Come hear Barbara Lopez, Jose Luis Pavon, and Maria Poblet speak on the changing situation for immigrants and youth, and ways we can respond. Barbara Lopez works with Tenderloin Housing Clinic and co-founded La Voz Latina. She is particularly active advocating for immigrant tenants and immigrant children the SF school system, and is running for the School Board. She is also an LGBT activist and opposes the military recruiting and “don’t ask, don’t tell” policies of the JROTC program in SF schools. Jose Luis Pavon is Program Director for HOMEY, a program for Mission District youth, and a leader in the Anti-Gang Injunction Coalition. Maria Poblet works for St. Peters Housing Committee, fighting gentrification and displacement of immigrant and working families in the Mission. She helped to write the SF Municipal ID Ordinance, to revise SF city department protocols on compliance with the Sanctuary Ordinance, and is a founder of the Deporten a la Migra (Deport the Immigration Authorities) Coalition. All are committed fighters for immigrants, youth, and workers’ rights.
Read the SF Immigrant Rights Defense Committee Platform, what needs to change in SF
Youth Commission passes resolution to restore Sanctuary City protections for immigrant youth
Official San Francisco City Webpage on the Sanctuary Ordinance
Immigrant Rights Commission says juvenile immigrant offenders need services, not deportation

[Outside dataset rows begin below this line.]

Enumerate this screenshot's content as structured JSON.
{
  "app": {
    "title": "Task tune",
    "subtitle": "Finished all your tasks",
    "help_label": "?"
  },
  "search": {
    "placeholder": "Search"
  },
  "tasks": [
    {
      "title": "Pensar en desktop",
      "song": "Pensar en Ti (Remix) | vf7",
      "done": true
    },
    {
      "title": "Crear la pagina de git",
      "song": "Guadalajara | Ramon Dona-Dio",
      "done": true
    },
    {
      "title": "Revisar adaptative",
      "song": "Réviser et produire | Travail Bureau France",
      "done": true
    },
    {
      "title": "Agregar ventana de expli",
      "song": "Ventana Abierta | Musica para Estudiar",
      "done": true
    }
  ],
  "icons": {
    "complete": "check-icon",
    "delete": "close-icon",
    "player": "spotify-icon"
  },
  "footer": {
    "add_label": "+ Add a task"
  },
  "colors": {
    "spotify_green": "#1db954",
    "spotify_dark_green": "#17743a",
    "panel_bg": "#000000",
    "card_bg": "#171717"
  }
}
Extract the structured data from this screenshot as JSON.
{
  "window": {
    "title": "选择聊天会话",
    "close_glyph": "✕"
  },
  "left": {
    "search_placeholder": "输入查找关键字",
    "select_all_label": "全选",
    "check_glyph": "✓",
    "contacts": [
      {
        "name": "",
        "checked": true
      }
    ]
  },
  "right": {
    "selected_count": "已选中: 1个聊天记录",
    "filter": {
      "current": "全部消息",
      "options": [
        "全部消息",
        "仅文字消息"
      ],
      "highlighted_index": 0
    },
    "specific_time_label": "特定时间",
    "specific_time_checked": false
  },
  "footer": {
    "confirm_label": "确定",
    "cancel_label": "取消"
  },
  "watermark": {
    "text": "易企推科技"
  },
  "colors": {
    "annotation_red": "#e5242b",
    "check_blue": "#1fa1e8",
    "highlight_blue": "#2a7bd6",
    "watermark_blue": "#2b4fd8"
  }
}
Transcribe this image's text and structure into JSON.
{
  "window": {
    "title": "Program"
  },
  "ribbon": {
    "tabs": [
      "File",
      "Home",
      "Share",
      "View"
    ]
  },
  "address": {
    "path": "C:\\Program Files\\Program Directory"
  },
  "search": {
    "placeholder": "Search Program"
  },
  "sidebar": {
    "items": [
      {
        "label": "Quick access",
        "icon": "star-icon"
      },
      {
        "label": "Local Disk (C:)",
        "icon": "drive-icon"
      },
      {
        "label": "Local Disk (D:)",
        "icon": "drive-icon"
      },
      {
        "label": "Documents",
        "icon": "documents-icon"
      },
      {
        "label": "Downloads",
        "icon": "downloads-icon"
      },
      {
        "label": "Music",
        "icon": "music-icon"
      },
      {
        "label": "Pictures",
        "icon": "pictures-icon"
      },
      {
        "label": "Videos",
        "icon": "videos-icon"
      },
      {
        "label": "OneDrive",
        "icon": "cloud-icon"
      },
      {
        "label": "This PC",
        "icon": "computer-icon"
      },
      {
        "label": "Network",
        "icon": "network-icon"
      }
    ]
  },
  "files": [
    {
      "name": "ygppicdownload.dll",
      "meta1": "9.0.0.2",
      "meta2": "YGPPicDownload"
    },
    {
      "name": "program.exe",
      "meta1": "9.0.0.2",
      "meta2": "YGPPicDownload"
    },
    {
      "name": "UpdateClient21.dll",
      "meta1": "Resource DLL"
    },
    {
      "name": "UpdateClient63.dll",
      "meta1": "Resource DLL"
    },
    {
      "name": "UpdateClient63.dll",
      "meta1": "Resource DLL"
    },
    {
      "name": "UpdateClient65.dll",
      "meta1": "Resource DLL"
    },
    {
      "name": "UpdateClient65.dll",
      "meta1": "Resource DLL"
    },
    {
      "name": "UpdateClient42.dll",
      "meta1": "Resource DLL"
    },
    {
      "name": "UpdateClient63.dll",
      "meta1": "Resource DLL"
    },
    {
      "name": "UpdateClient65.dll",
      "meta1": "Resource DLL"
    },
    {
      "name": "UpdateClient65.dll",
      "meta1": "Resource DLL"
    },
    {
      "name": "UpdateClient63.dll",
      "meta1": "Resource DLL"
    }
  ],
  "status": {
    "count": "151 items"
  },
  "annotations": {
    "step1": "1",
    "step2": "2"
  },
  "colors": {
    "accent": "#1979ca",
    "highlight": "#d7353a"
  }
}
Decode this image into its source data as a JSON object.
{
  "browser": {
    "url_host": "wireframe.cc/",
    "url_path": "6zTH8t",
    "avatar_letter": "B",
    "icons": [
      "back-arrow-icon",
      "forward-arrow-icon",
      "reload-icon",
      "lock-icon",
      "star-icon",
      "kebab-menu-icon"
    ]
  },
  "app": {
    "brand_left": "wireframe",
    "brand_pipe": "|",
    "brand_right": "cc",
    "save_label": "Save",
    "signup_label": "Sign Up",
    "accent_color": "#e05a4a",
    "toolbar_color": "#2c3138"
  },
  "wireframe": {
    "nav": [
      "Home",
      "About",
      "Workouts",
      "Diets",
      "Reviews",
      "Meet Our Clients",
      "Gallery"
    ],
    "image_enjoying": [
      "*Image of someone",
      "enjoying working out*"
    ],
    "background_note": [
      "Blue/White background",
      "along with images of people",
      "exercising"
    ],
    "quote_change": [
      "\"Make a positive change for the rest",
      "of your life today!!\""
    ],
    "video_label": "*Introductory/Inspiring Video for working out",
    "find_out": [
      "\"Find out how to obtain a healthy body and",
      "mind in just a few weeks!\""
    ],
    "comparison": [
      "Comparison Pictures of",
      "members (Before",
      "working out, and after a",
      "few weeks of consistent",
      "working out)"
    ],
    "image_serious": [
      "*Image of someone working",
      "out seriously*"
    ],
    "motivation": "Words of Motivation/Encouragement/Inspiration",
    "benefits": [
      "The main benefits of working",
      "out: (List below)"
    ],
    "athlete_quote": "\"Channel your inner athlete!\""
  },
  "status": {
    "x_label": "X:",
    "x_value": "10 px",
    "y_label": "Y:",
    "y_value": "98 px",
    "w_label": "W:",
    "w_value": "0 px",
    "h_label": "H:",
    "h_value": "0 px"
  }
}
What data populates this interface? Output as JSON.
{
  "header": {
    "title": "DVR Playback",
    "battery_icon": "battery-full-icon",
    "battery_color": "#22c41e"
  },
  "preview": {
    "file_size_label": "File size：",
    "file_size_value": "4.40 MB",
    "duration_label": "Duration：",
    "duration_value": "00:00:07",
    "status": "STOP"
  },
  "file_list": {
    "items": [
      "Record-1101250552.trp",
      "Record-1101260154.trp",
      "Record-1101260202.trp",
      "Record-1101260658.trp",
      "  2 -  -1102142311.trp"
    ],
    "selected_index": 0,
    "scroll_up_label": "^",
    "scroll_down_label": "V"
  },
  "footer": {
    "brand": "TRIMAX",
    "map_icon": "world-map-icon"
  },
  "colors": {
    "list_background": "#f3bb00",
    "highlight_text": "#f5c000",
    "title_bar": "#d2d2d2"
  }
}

Beyond Chron: Police and Feds Set Tone For SF Chronicle Attack (on) the Sanctuary Ordinance
Beyond Chron: Immigrants (and allies) Denounce Press Hysteria, Rally for Youth and Families
SF Chron: City gives 14 yr old Honduran drug suspect to ICE despite Juvenile Court order
SF Bay Guardian: Public Safety Adrift, will Newsom and his top deputies continue to let politics guide policy?
"No Sanctuary from Feds in SF," Gray Panthers article, March 2007
SF Gray Panthers Resolution on Immigration
David Bacon on what's wrong with the proposed "guest worker" program
Historic San Francisco demonstrations for Immigrant Rights in April and May, 2006
Gray Panthers webpage on San Francisco Gang Injunctions